Exporters must also comply with the customs requirements of the importing country. The Tea Directorate provides information on the customs requirements of various countries, including the European Union, the United States, and Japan. Exporters must also comply with any phytosanitary requirements and obtain any necessary certificates or permits from the relevant authorities.
Challenges Facing the Kenyan Tea Industry
The tea industry in Kenya has been facing several challenges that have affected its growth and sustainability. Some of these challenges include:
- Lack of credit facilities: Small-scale tea growers have been facing difficulties in accessing credit facilities to finance their operations. This has limited their ability to invest in modern farming technologies and expand their farms.
- Poor infrastructure: The tea industry in Kenya relies heavily on good infrastructure, including roads, railways, and ports, to transport tea from the farms to the markets. Poor infrastructure has resulted in high transportation costs, which have negatively impacted the profitability of tea farming in the country.
- Unreliable electricity: Tea processing factories require reliable electricity to operate efficiently. However, frequent power outages have disrupted tea processing, leading to reduced tea quality and lower prices.
- High costs of fuel and packaging materials: The cost of fuel and packaging materials, such as tea bags and cartons, has been increasing, making tea production more expensive. This has reduced the profitability of tea farming, especially for small-scale growers.
Other challenges facing the Kenyan tea industry include:
- Fluctuating and weak trends in the export price of tea
- Rising costs of production, including electricity and labor
- Inadequate credit facilities for small-scale tea farmers
- Climate change and unpredictable weather patterns
- Pests and diseases that affect tea production
Despite these challenges, the Kenyan government has been implementing various reforms aimed at improving the tea industry’s sustainability and profitability. These reforms include the Tea Act, 2020, which establishes the Tea Board of Kenya as a body corporate and gives the Board the mandate to regulate, develop, and promote the tea industry in the country.
The tea industry in Kenya is governed by several laws and regulations that aim to promote accountability, protect farmers from exploitation, and regulate the development of the industry.
The Tea Act 2020 established the Tea Board of Kenya, which is responsible for developing, promoting, and regulating the tea industry. This law is seen as a significant step towards protecting farmers from the exploitative cartels in the tea industry.
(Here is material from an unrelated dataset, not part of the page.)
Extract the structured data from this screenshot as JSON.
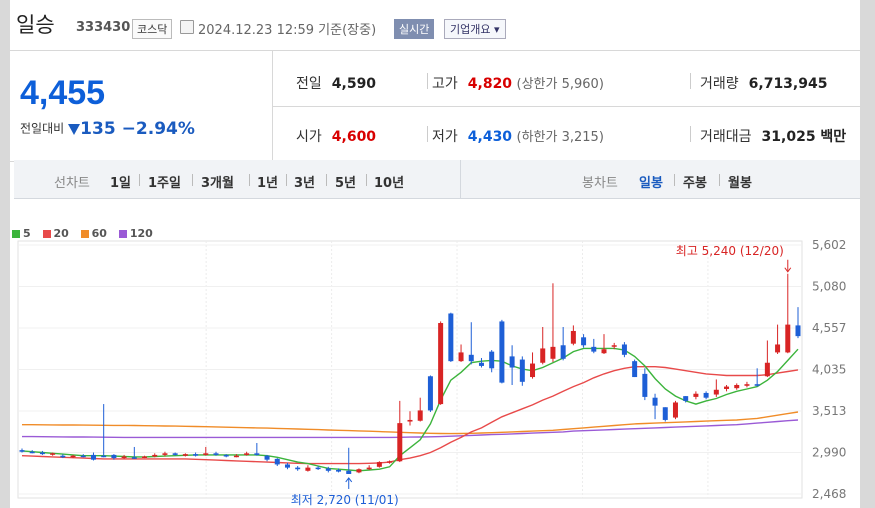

Other laws and regulations that govern the tea industry in Kenya include the Tea Regulations 2019, the Tea Research Institute Act, the Agriculture and Food Authority Act, and the Crops Act. These laws and regulations provide a legal framework for the tea subsector and the entire agricultural sector in Kenya.
It is essential to note that the tea industry is vital to the Kenyan economy, and its performance has a significant impact on the country’s GDP. Therefore, it is crucial to ensure that the laws and regulations governing the industry are implemented effectively to promote growth and development in the sector.
Sources: Nyangito, Hezron O. Policy and legal framework for the tea subsector and the impact of liberalization in Kenya. Kenya Institute for Public Policy Research and Analysis, 2001. Link: https://repository.kippra.or.ke/handle/123456789/2740
Gesimba, R. M., et al. “The tea industry in Kenya; The challenges and positive developments.” Journal of Applied Sciences 5.2 (2005): 334-336. Link: https://www.researchgate.net/profile/Joseph-Wolukau-2/publication/46027568_The_Tea_Industry_in_Kenya_The_Challenges_and_Positive_Developments/links/5ab0b59aaca2721710fe4a09/The-Tea-Industry-in-Kenya-The-Challenges-and-Positive-Developments